It has been a very busy weekend. We were fortunate to have another class with wonderful weather that allowed us to work outdoors, which is something I really enjoy. When the weather is good like this we spend a little less time moving boats into the shop and more time building.
The students had some fantastic accomplishments this weekend. One student and her sister just recently finished the prep work on the inside of her Wee Lassie canoe. Many people feel keeps going on and on and on and on.... This work starts with scraping out any residual glue and smoothing the inside of the canoe, which is made more difficult by the concave interior surfaces. Any checks or voids get filled with dookie shmutz and this gets sanded again. We generally apply a sealer coat of epoxy over the whole interior. We finish up by putting a layer of fiberglass and epoxy on the interior. We do this fairly carefully by saturating the cloth and then going back over it with a squeegee to remove excess epoxy and get a nice matte finish that leaves the texture of the cloth. We want the texture in the interior surface of the boat so that it isn't as slippery when it is being used. It is a real milestone in the building process because all that's left is trim work.
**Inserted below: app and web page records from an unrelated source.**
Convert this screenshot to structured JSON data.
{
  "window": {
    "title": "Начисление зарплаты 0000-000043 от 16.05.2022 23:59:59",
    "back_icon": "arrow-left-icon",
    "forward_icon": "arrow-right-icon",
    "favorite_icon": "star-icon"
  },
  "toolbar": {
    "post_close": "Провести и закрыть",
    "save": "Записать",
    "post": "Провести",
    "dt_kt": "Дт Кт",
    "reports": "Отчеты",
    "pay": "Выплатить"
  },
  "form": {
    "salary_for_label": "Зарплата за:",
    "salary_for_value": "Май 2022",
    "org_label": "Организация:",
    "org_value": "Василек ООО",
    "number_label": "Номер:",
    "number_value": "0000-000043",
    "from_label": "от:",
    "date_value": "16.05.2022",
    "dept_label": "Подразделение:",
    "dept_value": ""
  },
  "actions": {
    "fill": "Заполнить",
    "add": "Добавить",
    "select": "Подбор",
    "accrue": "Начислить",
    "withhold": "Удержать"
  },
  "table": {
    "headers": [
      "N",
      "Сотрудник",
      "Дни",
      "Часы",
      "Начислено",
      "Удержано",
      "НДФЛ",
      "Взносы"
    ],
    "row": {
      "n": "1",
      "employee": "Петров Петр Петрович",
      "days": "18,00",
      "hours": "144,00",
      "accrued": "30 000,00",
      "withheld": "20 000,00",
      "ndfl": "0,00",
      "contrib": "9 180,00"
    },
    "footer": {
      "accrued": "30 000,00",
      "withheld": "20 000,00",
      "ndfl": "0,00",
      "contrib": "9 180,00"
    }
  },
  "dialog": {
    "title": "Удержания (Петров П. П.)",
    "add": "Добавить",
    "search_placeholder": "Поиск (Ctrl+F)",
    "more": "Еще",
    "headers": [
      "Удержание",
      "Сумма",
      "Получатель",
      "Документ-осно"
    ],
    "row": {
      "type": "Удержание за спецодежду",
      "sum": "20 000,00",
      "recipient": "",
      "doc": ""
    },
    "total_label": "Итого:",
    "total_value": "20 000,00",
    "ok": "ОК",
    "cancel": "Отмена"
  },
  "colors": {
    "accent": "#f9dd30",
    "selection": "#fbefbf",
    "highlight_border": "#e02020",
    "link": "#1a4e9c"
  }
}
The couple who are building the Prospector Ranger fitted the two bottom panels on their canoe. We fit them as panels as opposed to fitting each bottom strip individually - it is quicker from a building standpoint and I find that it is easier for novice woodworkers to get good results. This is another milestone in that all of the hull woodwork is complete. For large boats, the last plank put on the hull is known as the "whiskey plank". It is cause for celebration - traditionally in the form of an alcoholic libation. The cut and fit are complete and next week we will glue the hull panels in place using inner-tubes to clamp them into position.
Another of my students has just completed his Wee Lassie II. This boat is known as the Double Espresso as this gentleman owns a business selling coffee and has been kind enough to bring in a coffee machine and supplies for the class's 10 O'clock "union break". The canoe has a Western Red Cedar hull with Poplar and Spanish Cedar for a feature strip. The thwart, seat gunnels and coamings are all Mahogany and the decks are Tiger Maple surrounding a Mahogany center stripe. The desk have both an elegant arc and taper to them. The boat still needs the seat to be caned and some varnish, but essentially it was ready to paddle.
After we got the boats put away, I went home for a quick lunch and then headed out to take the family to a circus which was in the area this weekend. Lions, tigers and (no) bears - oh my... I think they had a good time although DS was disappointed not to come home with one of the lighted novelties that they had for sale at the circus. DD simply thought that all the animals were, "Sooo cute!"
We had a nice family dinner out afterward. Low key - which was nice.
Today, my fellow instructors and I had a mission at the school - clean. We arrived at the shop just before 9 AM and proceeded to take the place apart. As my DW pointed out to me this afternoon, nobody has done this level of cleaning in the shop in about 10 years or more - and the place needed it. We cleared out odds and ends of hardware, wood, cardboard, sawdust, chips, cobwebs and myriad other items that were, to be kind, "past use". We brushed down the walls, ceilings, floors and tools. We cleaned out all the dust collection equipment. We spent nearly 7 hours cleaning the shop - and it really shows. We still have more that we'd like to do to clean up and organize, but that will have to wait for another day.